→ **The input**:
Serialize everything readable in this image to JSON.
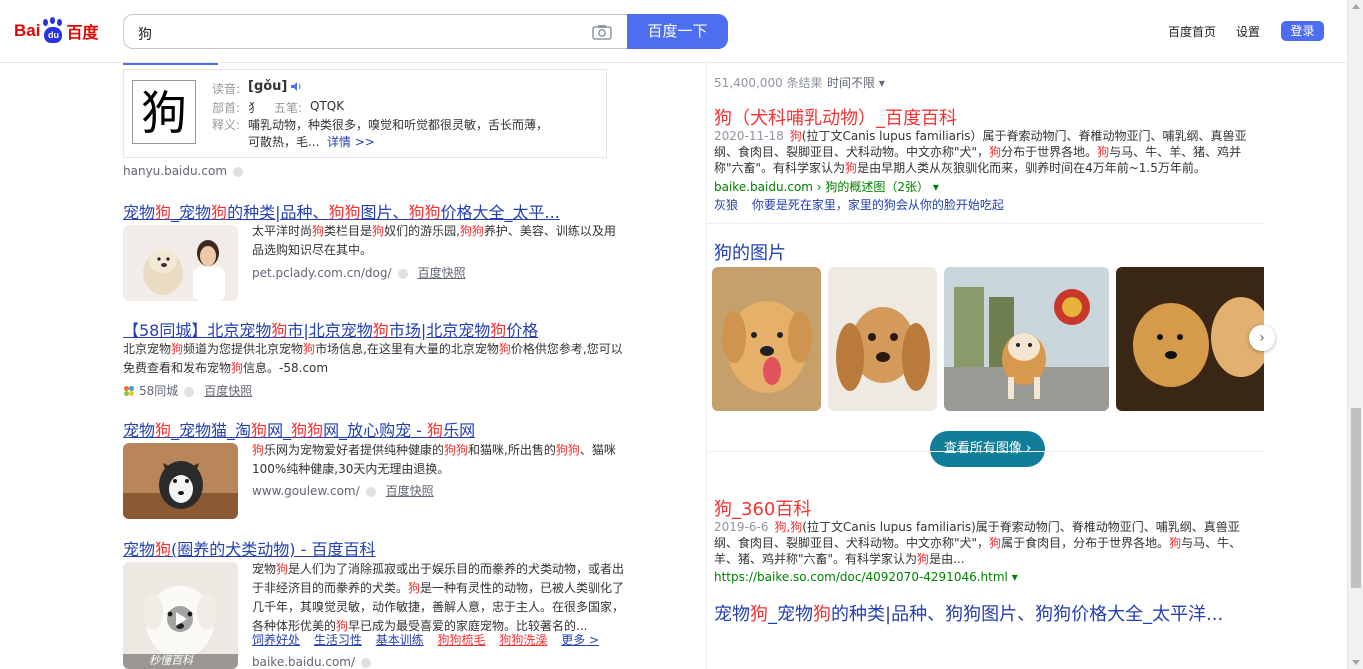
{
  "header": {
    "logo_bai": "Bai",
    "logo_du": "du",
    "logo_cn": "百度",
    "query": "狗",
    "search_button": "百度一下",
    "nav_home": "百度首页",
    "nav_settings": "设置",
    "login": "登录"
  },
  "hanyu": {
    "char": "狗",
    "reading_label": "读音:",
    "reading": "[gǒu]",
    "radical_label": "部首:",
    "radical": "犭",
    "strokes_label": "五笔:",
    "strokes": "QTQK",
    "meaning_label": "释义:",
    "meaning_1": "哺乳动物，种类很多，嗅觉和听觉都很灵敏，舌长而薄，",
    "meaning_2": "可散热，毛...",
    "detail_link": "详情 >>",
    "source": "hanyu.baidu.com"
  },
  "results": [
    {
      "title_parts": [
        "宠物",
        "狗",
        "_宠物",
        "狗",
        "的种类|品种、",
        "狗狗",
        "图片、",
        "狗狗",
        "价格大全_太平..."
      ],
      "abstract_parts": [
        "太平洋时尚",
        "狗",
        "类栏目是",
        "狗",
        "奴们的游乐园,",
        "狗狗",
        "养护、美容、训练以及用品选购知识尽在其中。"
      ],
      "source": "pet.pclady.com.cn/dog/",
      "kuaizhao": "百度快照"
    },
    {
      "title_parts": [
        "【58同城】北京宠物",
        "狗",
        "市|北京宠物",
        "狗",
        "市场|北京宠物",
        "狗",
        "价格"
      ],
      "abstract_parts": [
        "北京宠物",
        "狗",
        "频道为您提供北京宠物",
        "狗",
        "市场信息,在这里有大量的北京宠物",
        "狗",
        "价格供您参考,您可以免费查看和发布宠物",
        "狗",
        "信息。-58.com"
      ],
      "source": "58同城",
      "kuaizhao": "百度快照"
    },
    {
      "title_parts": [
        "宠物",
        "狗",
        "_宠物猫_淘",
        "狗",
        "网_",
        "狗狗",
        "网_放心购宠 - ",
        "狗",
        "乐网"
      ],
      "abstract_parts": [
        "",
        "狗",
        "乐网为宠物爱好者提供纯种健康的",
        "狗狗",
        "和猫咪,所出售的",
        "狗狗",
        "、猫咪100%纯种健康,30天内无理由退换。"
      ],
      "source": "www.goulew.com/",
      "kuaizhao": "百度快照"
    },
    {
      "title_parts": [
        "宠物",
        "狗",
        "(圈养的犬类动物) - 百度百科"
      ],
      "abstract_parts": [
        "宠物",
        "狗",
        "是人们为了消除孤寂或出于娱乐目的而豢养的犬类动物，或者出于非经济目的而豢养的犬类。",
        "狗",
        "是一种有灵性的动物，已被人类驯化了几千年，其嗅觉灵敏，动作敏捷，善解人意，忠于主人。在很多国家，各种体形优美的",
        "狗",
        "早已成为最受喜爱的家庭宠物。比较著名的..."
      ],
      "links": [
        "饲养好处",
        "生活习性",
        "基本训练",
        "狗狗梳毛",
        "狗狗洗澡",
        "更多 >"
      ],
      "source": "baike.baidu.com/",
      "img_caption": "秒懂百科"
    }
  ],
  "right": {
    "count": "51,400,000 条结果",
    "time_filter": "时间不限",
    "baike_title": "狗（犬科哺乳动物）_百度百科",
    "baike_date": "2020-11-18",
    "baike_abs": [
      "狗",
      "(拉丁文Canis lupus familiaris）属于脊索动物门、脊椎动物亚门、哺乳纲、真兽亚纲、食肉目、裂脚亚目、犬科动物。中文亦称\"犬\"，",
      "狗",
      "分布于世界各地。",
      "狗",
      "与马、牛、羊、猪、鸡并称\"六畜\"。有科学家认为",
      "狗",
      "是由早期人类从灰狼驯化而来，驯养时间在4万年前~1.5万年前。"
    ],
    "baike_src": "baike.baidu.com › 狗的概述图（2张）",
    "baike_related": [
      "灰狼",
      "你要是死在家里，家里的狗会从你的脸开始吃起"
    ],
    "images_title": "狗的图片",
    "view_all": "查看所有图像",
    "so_title": "狗_360百科",
    "so_date": "2019-6-6",
    "so_abs": [
      "狗,狗",
      "(拉丁文Canis lupus familiaris)属于脊索动物门、脊椎动物亚门、哺乳纲、真兽亚纲、食肉目、裂脚亚目、犬科动物。中文亦称\"犬\"，",
      "狗",
      "属于食肉目，分布于世界各地。",
      "狗",
      "与马、牛、羊、猪、鸡并称\"六畜\"。有科学家认为",
      "狗",
      "是由..."
    ],
    "so_src": "https://baike.so.com/doc/4092070-4291046.html",
    "last_title": [
      "宠物",
      "狗",
      "_宠物",
      "狗",
      "的种类|品种、狗狗图片、狗狗价格大全_太平洋..."
    ]
  },
  "colors": {
    "brand_blue": "#4e6ef2",
    "link_blue": "#2440b3",
    "highlight_red": "#f73131",
    "source_green": "#008000",
    "teal_button": "#107e98"
  }
}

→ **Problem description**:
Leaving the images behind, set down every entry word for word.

→ **Solution for this task**:
Serialize everything readable in this image to JSON.
{
  "header": {
    "logo_bai": "Bai",
    "logo_du": "du",
    "logo_cn": "百度",
    "query": "狗",
    "search_button": "百度一下",
    "nav_home": "百度首页",
    "nav_settings": "设置",
    "login": "登录"
  },
  "hanyu": {
    "char": "狗",
    "reading_label": "读音:",
    "reading": "[gǒu]",
    "radical_label": "部首:",
    "radical": "犭",
    "strokes_label": "五笔:",
    "strokes": "QTQK",
    "meaning_label": "释义:",
    "meaning_1": "哺乳动物，种类很多，嗅觉和听觉都很灵敏，舌长而薄，",
    "meaning_2": "可散热，毛...",
    "detail_link": "详情 >>",
    "source": "hanyu.baidu.com"
  },
  "results": [
    {
      "title_parts": [
        "宠物",
        "狗",
        "_宠物",
        "狗",
        "的种类|品种、",
        "狗狗",
        "图片、",
        "狗狗",
        "价格大全_太平..."
      ],
      "abstract_parts": [
        "太平洋时尚",
        "狗",
        "类栏目是",
        "狗",
        "奴们的游乐园,",
        "狗狗",
        "养护、美容、训练以及用品选购知识尽在其中。"
      ],
      "source": "pet.pclady.com.cn/dog/",
      "kuaizhao": "百度快照"
    },
    {
      "title_parts": [
        "【58同城】北京宠物",
        "狗",
        "市|北京宠物",
        "狗",
        "市场|北京宠物",
        "狗",
        "价格"
      ],
      "abstract_parts": [
        "北京宠物",
        "狗",
        "频道为您提供北京宠物",
        "狗",
        "市场信息,在这里有大量的北京宠物",
        "狗",
        "价格供您参考,您可以免费查看和发布宠物",
        "狗",
        "信息。-58.com"
      ],
      "source": "58同城",
      "kuaizhao": "百度快照"
    },
    {
      "title_parts": [
        "宠物",
        "狗",
        "_宠物猫_淘",
        "狗",
        "网_",
        "狗狗",
        "网_放心购宠 - ",
        "狗",
        "乐网"
      ],
      "abstract_parts": [
        "",
        "狗",
        "乐网为宠物爱好者提供纯种健康的",
        "狗狗",
        "和猫咪,所出售的",
        "狗狗",
        "、猫咪100%纯种健康,30天内无理由退换。"
      ],
      "source": "www.goulew.com/",
      "kuaizhao": "百度快照"
    },
    {
      "title_parts": [
        "宠物",
        "狗",
        "(圈养的犬类动物) - 百度百科"
      ],
      "abstract_parts": [
        "宠物",
        "狗",
        "是人们为了消除孤寂或出于娱乐目的而豢养的犬类动物，或者出于非经济目的而豢养的犬类。",
        "狗",
        "是一种有灵性的动物，已被人类驯化了几千年，其嗅觉灵敏，动作敏捷，善解人意，忠于主人。在很多国家，各种体形优美的",
        "狗",
        "早已成为最受喜爱的家庭宠物。比较著名的..."
      ],
      "links": [
        "饲养好处",
        "生活习性",
        "基本训练",
        "狗狗梳毛",
        "狗狗洗澡",
        "更多 >"
      ],
      "source": "baike.baidu.com/",
      "img_caption": "秒懂百科"
    }
  ],
  "right": {
    "count": "51,400,000 条结果",
    "time_filter": "时间不限",
    "baike_title": "狗（犬科哺乳动物）_百度百科",
    "baike_date": "2020-11-18",
    "baike_abs": [
      "狗",
      "(拉丁文Canis lupus familiaris）属于脊索动物门、脊椎动物亚门、哺乳纲、真兽亚纲、食肉目、裂脚亚目、犬科动物。中文亦称\"犬\"，",
      "狗",
      "分布于世界各地。",
      "狗",
      "与马、牛、羊、猪、鸡并称\"六畜\"。有科学家认为",
      "狗",
      "是由早期人类从灰狼驯化而来，驯养时间在4万年前~1.5万年前。"
    ],
    "baike_src": "baike.baidu.com › 狗的概述图（2张）",
    "baike_related": [
      "灰狼",
      "你要是死在家里，家里的狗会从你的脸开始吃起"
    ],
    "images_title": "狗的图片",
    "view_all": "查看所有图像",
    "so_title": "狗_360百科",
    "so_date": "2019-6-6",
    "so_abs": [
      "狗,狗",
      "(拉丁文Canis lupus familiaris)属于脊索动物门、脊椎动物亚门、哺乳纲、真兽亚纲、食肉目、裂脚亚目、犬科动物。中文亦称\"犬\"，",
      "狗",
      "属于食肉目，分布于世界各地。",
      "狗",
      "与马、牛、羊、猪、鸡并称\"六畜\"。有科学家认为",
      "狗",
      "是由..."
    ],
    "so_src": "https://baike.so.com/doc/4092070-4291046.html",
    "last_title": [
      "宠物",
      "狗",
      "_宠物",
      "狗",
      "的种类|品种、狗狗图片、狗狗价格大全_太平洋..."
    ]
  },
  "colors": {
    "brand_blue": "#4e6ef2",
    "link_blue": "#2440b3",
    "highlight_red": "#f73131",
    "source_green": "#008000",
    "teal_button": "#107e98"
  }
}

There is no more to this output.